## Source material

========================================

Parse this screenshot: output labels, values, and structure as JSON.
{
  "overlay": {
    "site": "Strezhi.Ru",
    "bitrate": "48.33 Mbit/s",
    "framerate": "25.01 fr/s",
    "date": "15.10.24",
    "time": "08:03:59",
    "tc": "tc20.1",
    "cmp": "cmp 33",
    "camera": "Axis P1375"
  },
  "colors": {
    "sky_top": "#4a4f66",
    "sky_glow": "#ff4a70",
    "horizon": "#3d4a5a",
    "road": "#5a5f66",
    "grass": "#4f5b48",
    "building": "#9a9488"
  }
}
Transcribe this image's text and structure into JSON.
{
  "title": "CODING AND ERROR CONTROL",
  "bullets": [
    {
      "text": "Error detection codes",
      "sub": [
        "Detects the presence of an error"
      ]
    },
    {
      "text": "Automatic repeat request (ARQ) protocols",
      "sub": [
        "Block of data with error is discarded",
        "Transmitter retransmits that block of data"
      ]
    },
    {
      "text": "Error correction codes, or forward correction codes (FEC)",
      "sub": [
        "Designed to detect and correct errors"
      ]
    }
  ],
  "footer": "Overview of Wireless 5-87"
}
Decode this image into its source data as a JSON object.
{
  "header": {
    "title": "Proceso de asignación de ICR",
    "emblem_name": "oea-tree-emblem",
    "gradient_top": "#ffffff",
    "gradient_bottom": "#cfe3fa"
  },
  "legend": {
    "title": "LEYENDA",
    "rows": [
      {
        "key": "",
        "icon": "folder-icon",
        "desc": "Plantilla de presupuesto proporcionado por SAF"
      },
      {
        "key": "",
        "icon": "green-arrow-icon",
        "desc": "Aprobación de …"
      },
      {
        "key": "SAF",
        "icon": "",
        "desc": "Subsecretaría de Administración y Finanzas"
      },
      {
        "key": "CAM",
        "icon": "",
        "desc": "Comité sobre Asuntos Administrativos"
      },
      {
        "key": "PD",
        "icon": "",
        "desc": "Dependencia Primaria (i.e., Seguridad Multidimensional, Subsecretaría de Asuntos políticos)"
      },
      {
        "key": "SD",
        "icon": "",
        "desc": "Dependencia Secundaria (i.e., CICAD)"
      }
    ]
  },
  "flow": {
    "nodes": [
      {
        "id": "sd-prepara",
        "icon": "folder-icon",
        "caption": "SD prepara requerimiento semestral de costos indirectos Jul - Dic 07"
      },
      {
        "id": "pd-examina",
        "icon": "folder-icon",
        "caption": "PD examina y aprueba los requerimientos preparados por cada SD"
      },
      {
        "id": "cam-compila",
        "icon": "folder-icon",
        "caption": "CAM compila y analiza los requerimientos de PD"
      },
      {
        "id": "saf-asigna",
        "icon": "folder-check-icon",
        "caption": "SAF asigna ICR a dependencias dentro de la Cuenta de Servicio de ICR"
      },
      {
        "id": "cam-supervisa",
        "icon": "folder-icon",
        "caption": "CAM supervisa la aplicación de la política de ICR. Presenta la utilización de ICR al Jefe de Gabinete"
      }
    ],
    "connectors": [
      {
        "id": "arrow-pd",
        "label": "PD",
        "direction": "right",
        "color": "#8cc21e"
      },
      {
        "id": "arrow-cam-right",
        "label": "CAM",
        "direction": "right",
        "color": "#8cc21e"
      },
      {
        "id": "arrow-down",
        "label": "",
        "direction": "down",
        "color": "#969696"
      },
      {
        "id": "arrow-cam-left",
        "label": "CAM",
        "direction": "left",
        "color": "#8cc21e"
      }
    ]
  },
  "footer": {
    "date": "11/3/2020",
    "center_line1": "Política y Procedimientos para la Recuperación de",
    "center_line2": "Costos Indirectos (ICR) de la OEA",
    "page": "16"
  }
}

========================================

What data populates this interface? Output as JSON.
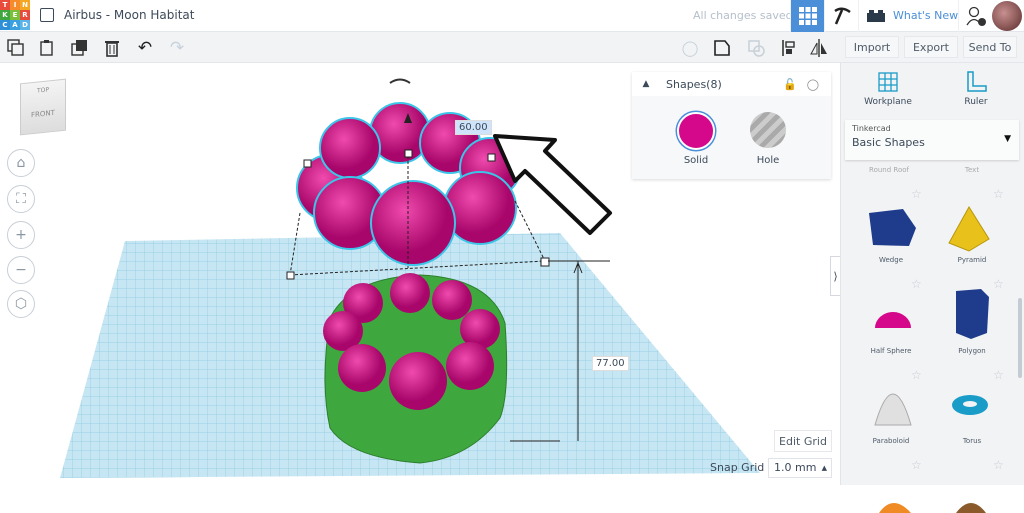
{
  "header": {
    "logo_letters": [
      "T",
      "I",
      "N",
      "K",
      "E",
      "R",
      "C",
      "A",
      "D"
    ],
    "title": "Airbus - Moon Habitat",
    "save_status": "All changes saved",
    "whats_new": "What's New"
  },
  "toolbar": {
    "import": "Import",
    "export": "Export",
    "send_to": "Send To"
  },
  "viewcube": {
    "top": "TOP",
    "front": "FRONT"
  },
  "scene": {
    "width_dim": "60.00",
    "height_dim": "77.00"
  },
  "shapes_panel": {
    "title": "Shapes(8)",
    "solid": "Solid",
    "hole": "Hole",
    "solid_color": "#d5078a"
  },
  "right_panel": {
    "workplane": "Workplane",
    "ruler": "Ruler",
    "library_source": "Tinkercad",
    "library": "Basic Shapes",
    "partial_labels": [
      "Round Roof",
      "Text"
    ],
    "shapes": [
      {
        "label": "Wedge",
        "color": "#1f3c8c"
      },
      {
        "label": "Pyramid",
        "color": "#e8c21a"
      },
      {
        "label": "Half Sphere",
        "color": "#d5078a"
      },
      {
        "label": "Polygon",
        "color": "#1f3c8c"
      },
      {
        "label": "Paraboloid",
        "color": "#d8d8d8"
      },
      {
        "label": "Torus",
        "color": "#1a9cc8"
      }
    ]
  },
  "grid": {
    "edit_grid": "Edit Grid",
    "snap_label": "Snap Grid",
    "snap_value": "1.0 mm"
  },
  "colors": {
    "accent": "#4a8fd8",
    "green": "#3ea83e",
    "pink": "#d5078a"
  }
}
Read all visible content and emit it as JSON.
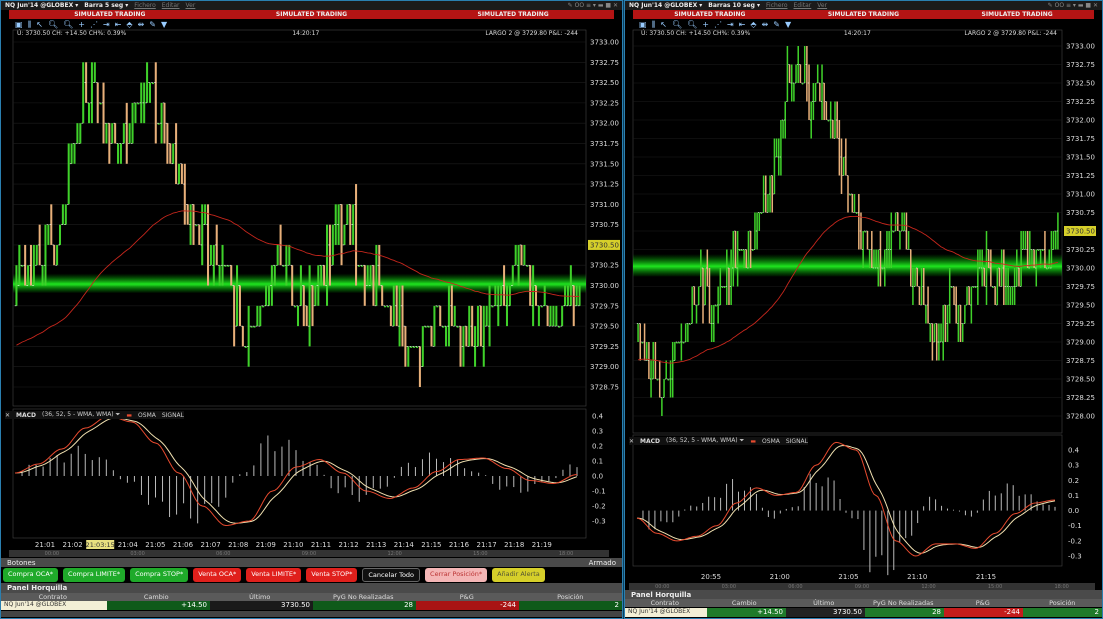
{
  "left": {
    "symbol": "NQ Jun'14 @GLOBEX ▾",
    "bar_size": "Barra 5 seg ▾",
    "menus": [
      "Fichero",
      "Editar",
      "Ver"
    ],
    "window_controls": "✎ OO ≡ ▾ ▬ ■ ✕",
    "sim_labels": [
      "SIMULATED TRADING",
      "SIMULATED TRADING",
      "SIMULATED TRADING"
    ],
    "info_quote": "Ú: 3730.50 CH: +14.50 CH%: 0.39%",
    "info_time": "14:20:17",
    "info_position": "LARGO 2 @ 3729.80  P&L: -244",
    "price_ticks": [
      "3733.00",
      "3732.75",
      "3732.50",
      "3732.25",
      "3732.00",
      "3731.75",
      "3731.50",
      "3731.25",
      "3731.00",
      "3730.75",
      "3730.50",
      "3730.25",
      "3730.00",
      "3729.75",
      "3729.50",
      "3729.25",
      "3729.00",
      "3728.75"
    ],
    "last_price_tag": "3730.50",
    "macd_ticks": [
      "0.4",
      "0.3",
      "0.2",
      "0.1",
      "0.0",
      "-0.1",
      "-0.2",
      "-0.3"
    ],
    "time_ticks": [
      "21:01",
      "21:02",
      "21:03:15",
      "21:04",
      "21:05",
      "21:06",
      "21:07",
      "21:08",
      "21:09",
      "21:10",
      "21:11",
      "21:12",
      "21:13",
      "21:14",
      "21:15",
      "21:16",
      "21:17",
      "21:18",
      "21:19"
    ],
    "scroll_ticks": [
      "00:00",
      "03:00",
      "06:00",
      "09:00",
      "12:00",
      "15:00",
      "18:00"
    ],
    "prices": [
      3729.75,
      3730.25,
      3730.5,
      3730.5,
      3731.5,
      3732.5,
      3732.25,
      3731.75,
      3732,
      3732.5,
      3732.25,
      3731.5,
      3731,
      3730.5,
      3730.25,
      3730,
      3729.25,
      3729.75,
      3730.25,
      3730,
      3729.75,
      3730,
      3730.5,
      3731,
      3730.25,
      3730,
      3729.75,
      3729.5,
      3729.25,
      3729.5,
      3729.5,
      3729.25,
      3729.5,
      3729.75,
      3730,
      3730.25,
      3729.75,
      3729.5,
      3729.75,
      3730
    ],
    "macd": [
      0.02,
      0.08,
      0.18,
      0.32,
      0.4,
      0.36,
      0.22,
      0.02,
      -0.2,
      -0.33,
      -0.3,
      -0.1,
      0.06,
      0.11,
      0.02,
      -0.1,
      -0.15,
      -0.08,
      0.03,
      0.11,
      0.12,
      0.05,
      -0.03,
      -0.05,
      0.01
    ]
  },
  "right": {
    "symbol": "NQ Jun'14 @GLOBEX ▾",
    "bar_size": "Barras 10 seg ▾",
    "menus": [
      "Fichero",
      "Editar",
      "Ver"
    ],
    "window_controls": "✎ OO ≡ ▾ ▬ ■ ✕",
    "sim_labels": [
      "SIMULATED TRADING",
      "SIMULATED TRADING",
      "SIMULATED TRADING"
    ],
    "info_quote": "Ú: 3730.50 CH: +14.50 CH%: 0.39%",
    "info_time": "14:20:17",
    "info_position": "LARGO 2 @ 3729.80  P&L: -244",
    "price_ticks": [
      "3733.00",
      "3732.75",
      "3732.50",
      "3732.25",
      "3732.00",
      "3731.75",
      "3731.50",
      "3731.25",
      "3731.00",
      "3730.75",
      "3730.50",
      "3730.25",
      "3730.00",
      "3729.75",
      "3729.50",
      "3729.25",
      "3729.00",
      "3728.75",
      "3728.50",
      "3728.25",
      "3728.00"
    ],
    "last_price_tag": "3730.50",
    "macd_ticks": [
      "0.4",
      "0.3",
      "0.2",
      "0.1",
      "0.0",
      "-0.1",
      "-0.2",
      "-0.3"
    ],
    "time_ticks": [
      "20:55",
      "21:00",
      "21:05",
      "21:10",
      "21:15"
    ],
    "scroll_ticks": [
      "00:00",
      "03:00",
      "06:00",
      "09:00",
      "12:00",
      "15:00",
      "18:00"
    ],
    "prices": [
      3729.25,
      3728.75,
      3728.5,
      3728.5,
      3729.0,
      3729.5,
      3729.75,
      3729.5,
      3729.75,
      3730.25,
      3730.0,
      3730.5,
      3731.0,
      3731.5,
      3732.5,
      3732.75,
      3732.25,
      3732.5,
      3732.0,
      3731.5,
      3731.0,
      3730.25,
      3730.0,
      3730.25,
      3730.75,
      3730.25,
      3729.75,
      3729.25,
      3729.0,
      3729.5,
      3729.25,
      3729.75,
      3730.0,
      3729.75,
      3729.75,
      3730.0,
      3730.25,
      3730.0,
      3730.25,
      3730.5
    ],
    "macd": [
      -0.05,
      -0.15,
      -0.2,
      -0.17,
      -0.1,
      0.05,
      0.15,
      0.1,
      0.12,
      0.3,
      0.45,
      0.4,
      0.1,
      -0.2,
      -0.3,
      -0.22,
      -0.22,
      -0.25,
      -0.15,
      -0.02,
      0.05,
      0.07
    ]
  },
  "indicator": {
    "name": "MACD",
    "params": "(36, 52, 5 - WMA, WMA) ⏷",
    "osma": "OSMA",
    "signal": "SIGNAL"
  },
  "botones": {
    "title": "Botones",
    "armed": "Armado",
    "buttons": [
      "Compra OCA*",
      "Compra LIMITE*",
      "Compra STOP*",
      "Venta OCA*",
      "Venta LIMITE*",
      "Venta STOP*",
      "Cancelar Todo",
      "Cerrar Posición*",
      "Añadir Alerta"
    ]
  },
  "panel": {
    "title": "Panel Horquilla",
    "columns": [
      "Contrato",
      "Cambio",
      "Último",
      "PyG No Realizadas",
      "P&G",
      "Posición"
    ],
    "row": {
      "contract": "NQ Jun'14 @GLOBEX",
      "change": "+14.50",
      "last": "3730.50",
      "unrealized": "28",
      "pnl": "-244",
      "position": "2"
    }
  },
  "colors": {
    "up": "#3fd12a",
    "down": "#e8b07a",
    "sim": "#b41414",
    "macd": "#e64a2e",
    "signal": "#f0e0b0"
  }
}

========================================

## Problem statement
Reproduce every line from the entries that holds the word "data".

## Solved exercise
        "Block of data with error is discarded",
        "Transmitter retransmits that block of data"
Decode this image into its source data as a JSON object.
What data populates this interface? Output as JSON.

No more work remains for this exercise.